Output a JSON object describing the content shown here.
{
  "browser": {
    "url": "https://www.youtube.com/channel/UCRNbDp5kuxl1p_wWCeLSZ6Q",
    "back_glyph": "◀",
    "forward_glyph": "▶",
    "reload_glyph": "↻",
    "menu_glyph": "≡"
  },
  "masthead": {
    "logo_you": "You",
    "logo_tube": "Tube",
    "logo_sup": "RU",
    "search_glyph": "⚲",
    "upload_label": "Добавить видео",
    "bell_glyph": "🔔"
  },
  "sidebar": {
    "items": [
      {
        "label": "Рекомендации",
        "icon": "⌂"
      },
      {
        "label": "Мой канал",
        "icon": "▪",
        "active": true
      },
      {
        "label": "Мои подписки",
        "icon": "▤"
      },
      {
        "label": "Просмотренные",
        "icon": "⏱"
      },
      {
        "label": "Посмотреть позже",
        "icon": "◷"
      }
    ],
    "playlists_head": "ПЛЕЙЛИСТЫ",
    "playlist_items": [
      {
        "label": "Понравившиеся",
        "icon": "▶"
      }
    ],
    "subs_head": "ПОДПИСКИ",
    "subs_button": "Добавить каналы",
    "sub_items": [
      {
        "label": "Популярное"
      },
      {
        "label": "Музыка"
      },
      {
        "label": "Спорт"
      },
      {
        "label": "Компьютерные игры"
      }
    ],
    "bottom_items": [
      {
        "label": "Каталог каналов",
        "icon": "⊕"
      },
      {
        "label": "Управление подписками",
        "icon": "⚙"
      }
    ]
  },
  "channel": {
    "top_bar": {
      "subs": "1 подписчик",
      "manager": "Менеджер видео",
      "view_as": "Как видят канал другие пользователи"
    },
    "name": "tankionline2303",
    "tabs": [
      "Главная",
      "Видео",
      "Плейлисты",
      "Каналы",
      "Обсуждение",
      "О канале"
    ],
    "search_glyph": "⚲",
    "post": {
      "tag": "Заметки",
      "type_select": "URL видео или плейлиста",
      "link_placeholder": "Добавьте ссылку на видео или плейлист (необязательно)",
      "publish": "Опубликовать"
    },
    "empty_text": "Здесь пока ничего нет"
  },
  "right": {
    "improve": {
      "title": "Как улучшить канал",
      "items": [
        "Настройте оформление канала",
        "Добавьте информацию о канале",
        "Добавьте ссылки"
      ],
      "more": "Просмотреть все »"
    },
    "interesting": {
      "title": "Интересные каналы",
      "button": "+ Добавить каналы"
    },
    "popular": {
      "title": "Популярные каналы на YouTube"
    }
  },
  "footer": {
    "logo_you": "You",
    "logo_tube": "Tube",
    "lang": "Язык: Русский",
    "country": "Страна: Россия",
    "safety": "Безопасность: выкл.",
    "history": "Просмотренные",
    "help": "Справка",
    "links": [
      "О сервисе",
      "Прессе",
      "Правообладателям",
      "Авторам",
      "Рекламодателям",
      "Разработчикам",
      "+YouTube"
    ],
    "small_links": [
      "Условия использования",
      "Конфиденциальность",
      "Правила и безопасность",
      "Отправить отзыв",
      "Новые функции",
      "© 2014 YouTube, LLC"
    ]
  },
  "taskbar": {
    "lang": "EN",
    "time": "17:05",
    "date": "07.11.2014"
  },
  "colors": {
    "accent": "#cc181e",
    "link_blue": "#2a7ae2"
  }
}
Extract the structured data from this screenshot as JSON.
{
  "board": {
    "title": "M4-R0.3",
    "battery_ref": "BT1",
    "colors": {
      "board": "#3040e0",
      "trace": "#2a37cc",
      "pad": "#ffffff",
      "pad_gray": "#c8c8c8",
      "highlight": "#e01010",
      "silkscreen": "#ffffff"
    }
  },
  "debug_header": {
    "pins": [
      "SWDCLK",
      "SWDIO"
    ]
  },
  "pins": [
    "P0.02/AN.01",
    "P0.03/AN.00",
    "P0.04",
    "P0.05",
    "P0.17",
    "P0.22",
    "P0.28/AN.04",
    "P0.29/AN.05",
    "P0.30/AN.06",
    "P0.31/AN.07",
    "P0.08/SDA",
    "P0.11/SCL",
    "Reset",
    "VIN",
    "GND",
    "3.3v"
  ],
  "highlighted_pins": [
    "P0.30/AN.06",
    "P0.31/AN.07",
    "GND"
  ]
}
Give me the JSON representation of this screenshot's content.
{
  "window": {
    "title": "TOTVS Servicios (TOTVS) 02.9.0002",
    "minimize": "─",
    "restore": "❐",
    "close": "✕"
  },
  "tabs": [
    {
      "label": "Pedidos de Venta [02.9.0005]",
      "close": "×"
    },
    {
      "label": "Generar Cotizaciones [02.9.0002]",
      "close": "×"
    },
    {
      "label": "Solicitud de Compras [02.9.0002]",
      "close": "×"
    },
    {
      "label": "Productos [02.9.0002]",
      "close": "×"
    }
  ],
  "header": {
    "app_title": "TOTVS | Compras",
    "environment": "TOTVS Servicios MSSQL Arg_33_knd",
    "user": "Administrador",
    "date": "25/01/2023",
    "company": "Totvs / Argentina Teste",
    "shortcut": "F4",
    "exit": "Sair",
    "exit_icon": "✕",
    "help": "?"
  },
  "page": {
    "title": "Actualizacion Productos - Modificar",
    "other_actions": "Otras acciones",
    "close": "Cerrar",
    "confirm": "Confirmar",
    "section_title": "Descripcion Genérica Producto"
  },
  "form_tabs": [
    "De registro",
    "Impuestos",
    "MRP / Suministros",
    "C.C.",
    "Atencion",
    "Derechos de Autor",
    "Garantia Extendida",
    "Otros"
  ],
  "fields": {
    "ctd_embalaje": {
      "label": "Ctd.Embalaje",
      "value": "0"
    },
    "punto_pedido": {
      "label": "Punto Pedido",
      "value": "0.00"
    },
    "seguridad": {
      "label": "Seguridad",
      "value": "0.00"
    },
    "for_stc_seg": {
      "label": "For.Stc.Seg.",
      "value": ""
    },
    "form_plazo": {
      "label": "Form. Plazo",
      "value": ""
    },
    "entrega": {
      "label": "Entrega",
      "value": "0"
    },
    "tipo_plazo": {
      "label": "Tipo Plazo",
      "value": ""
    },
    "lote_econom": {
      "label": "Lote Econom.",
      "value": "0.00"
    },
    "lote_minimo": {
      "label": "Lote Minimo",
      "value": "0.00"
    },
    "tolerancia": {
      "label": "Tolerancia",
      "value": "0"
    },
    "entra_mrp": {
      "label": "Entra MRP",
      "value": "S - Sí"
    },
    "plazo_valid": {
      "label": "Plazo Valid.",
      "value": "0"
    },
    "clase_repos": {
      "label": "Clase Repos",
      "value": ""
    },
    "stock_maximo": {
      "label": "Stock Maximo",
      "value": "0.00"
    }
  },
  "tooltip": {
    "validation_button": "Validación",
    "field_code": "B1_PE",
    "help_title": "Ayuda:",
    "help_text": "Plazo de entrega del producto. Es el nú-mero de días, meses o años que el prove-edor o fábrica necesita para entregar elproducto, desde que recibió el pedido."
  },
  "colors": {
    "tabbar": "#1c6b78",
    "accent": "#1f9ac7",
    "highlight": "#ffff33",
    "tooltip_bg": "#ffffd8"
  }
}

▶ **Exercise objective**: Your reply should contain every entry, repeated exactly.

▶ **Response to the exercise**:
Output a JSON object describing the content shown here.
{
  "browser": {
    "url": "https://www.youtube.com/channel/UCRNbDp5kuxl1p_wWCeLSZ6Q",
    "back_glyph": "◀",
    "forward_glyph": "▶",
    "reload_glyph": "↻",
    "menu_glyph": "≡"
  },
  "masthead": {
    "logo_you": "You",
    "logo_tube": "Tube",
    "logo_sup": "RU",
    "search_glyph": "⚲",
    "upload_label": "Добавить видео",
    "bell_glyph": "🔔"
  },
  "sidebar": {
    "items": [
      {
        "label": "Рекомендации",
        "icon": "⌂"
      },
      {
        "label": "Мой канал",
        "icon": "▪",
        "active": true
      },
      {
        "label": "Мои подписки",
        "icon": "▤"
      },
      {
        "label": "Просмотренные",
        "icon": "⏱"
      },
      {
        "label": "Посмотреть позже",
        "icon": "◷"
      }
    ],
    "playlists_head": "ПЛЕЙЛИСТЫ",
    "playlist_items": [
      {
        "label": "Понравившиеся",
        "icon": "▶"
      }
    ],
    "subs_head": "ПОДПИСКИ",
    "subs_button": "Добавить каналы",
    "sub_items": [
      {
        "label": "Популярное"
      },
      {
        "label": "Музыка"
      },
      {
        "label": "Спорт"
      },
      {
        "label": "Компьютерные игры"
      }
    ],
    "bottom_items": [
      {
        "label": "Каталог каналов",
        "icon": "⊕"
      },
      {
        "label": "Управление подписками",
        "icon": "⚙"
      }
    ]
  },
  "channel": {
    "top_bar": {
      "subs": "1 подписчик",
      "manager": "Менеджер видео",
      "view_as": "Как видят канал другие пользователи"
    },
    "name": "tankionline2303",
    "tabs": [
      "Главная",
      "Видео",
      "Плейлисты",
      "Каналы",
      "Обсуждение",
      "О канале"
    ],
    "search_glyph": "⚲",
    "post": {
      "tag": "Заметки",
      "type_select": "URL видео или плейлиста",
      "link_placeholder": "Добавьте ссылку на видео или плейлист (необязательно)",
      "publish": "Опубликовать"
    },
    "empty_text": "Здесь пока ничего нет"
  },
  "right": {
    "improve": {
      "title": "Как улучшить канал",
      "items": [
        "Настройте оформление канала",
        "Добавьте информацию о канале",
        "Добавьте ссылки"
      ],
      "more": "Просмотреть все »"
    },
    "interesting": {
      "title": "Интересные каналы",
      "button": "+ Добавить каналы"
    },
    "popular": {
      "title": "Популярные каналы на YouTube"
    }
  },
  "footer": {
    "logo_you": "You",
    "logo_tube": "Tube",
    "lang": "Язык: Русский",
    "country": "Страна: Россия",
    "safety": "Безопасность: выкл.",
    "history": "Просмотренные",
    "help": "Справка",
    "links": [
      "О сервисе",
      "Прессе",
      "Правообладателям",
      "Авторам",
      "Рекламодателям",
      "Разработчикам",
      "+YouTube"
    ],
    "small_links": [
      "Условия использования",
      "Конфиденциальность",
      "Правила и безопасность",
      "Отправить отзыв",
      "Новые функции",
      "© 2014 YouTube, LLC"
    ]
  },
  "taskbar": {
    "lang": "EN",
    "time": "17:05",
    "date": "07.11.2014"
  },
  "colors": {
    "accent": "#cc181e",
    "link_blue": "#2a7ae2"
  }
}
Extract the structured data from this screenshot as JSON.
{
  "board": {
    "title": "M4-R0.3",
    "battery_ref": "BT1",
    "colors": {
      "board": "#3040e0",
      "trace": "#2a37cc",
      "pad": "#ffffff",
      "pad_gray": "#c8c8c8",
      "highlight": "#e01010",
      "silkscreen": "#ffffff"
    }
  },
  "debug_header": {
    "pins": [
      "SWDCLK",
      "SWDIO"
    ]
  },
  "pins": [
    "P0.02/AN.01",
    "P0.03/AN.00",
    "P0.04",
    "P0.05",
    "P0.17",
    "P0.22",
    "P0.28/AN.04",
    "P0.29/AN.05",
    "P0.30/AN.06",
    "P0.31/AN.07",
    "P0.08/SDA",
    "P0.11/SCL",
    "Reset",
    "VIN",
    "GND",
    "3.3v"
  ],
  "highlighted_pins": [
    "P0.30/AN.06",
    "P0.31/AN.07",
    "GND"
  ]
}
Give me the JSON representation of this screenshot's content.
{
  "window": {
    "title": "TOTVS Servicios (TOTVS) 02.9.0002",
    "minimize": "─",
    "restore": "❐",
    "close": "✕"
  },
  "tabs": [
    {
      "label": "Pedidos de Venta [02.9.0005]",
      "close": "×"
    },
    {
      "label": "Generar Cotizaciones [02.9.0002]",
      "close": "×"
    },
    {
      "label": "Solicitud de Compras [02.9.0002]",
      "close": "×"
    },
    {
      "label": "Productos [02.9.0002]",
      "close": "×"
    }
  ],
  "header": {
    "app_title": "TOTVS | Compras",
    "environment": "TOTVS Servicios MSSQL Arg_33_knd",
    "user": "Administrador",
    "date": "25/01/2023",
    "company": "Totvs / Argentina Teste",
    "shortcut": "F4",
    "exit": "Sair",
    "exit_icon": "✕",
    "help": "?"
  },
  "page": {
    "title": "Actualizacion Productos - Modificar",
    "other_actions": "Otras acciones",
    "close": "Cerrar",
    "confirm": "Confirmar",
    "section_title": "Descripcion Genérica Producto"
  },
  "form_tabs": [
    "De registro",
    "Impuestos",
    "MRP / Suministros",
    "C.C.",
    "Atencion",
    "Derechos de Autor",
    "Garantia Extendida",
    "Otros"
  ],
  "fields": {
    "ctd_embalaje": {
      "label": "Ctd.Embalaje",
      "value": "0"
    },
    "punto_pedido": {
      "label": "Punto Pedido",
      "value": "0.00"
    },
    "seguridad": {
      "label": "Seguridad",
      "value": "0.00"
    },
    "for_stc_seg": {
      "label": "For.Stc.Seg.",
      "value": ""
    },
    "form_plazo": {
      "label": "Form. Plazo",
      "value": ""
    },
    "entrega": {
      "label": "Entrega",
      "value": "0"
    },
    "tipo_plazo": {
      "label": "Tipo Plazo",
      "value": ""
    },
    "lote_econom": {
      "label": "Lote Econom.",
      "value": "0.00"
    },
    "lote_minimo": {
      "label": "Lote Minimo",
      "value": "0.00"
    },
    "tolerancia": {
      "label": "Tolerancia",
      "value": "0"
    },
    "entra_mrp": {
      "label": "Entra MRP",
      "value": "S - Sí"
    },
    "plazo_valid": {
      "label": "Plazo Valid.",
      "value": "0"
    },
    "clase_repos": {
      "label": "Clase Repos",
      "value": ""
    },
    "stock_maximo": {
      "label": "Stock Maximo",
      "value": "0.00"
    }
  },
  "tooltip": {
    "validation_button": "Validación",
    "field_code": "B1_PE",
    "help_title": "Ayuda:",
    "help_text": "Plazo de entrega del producto. Es el nú-mero de días, meses o años que el prove-edor o fábrica necesita para entregar elproducto, desde que recibió el pedido."
  },
  "colors": {
    "tabbar": "#1c6b78",
    "accent": "#1f9ac7",
    "highlight": "#ffff33",
    "tooltip_bg": "#ffffd8"
  }
}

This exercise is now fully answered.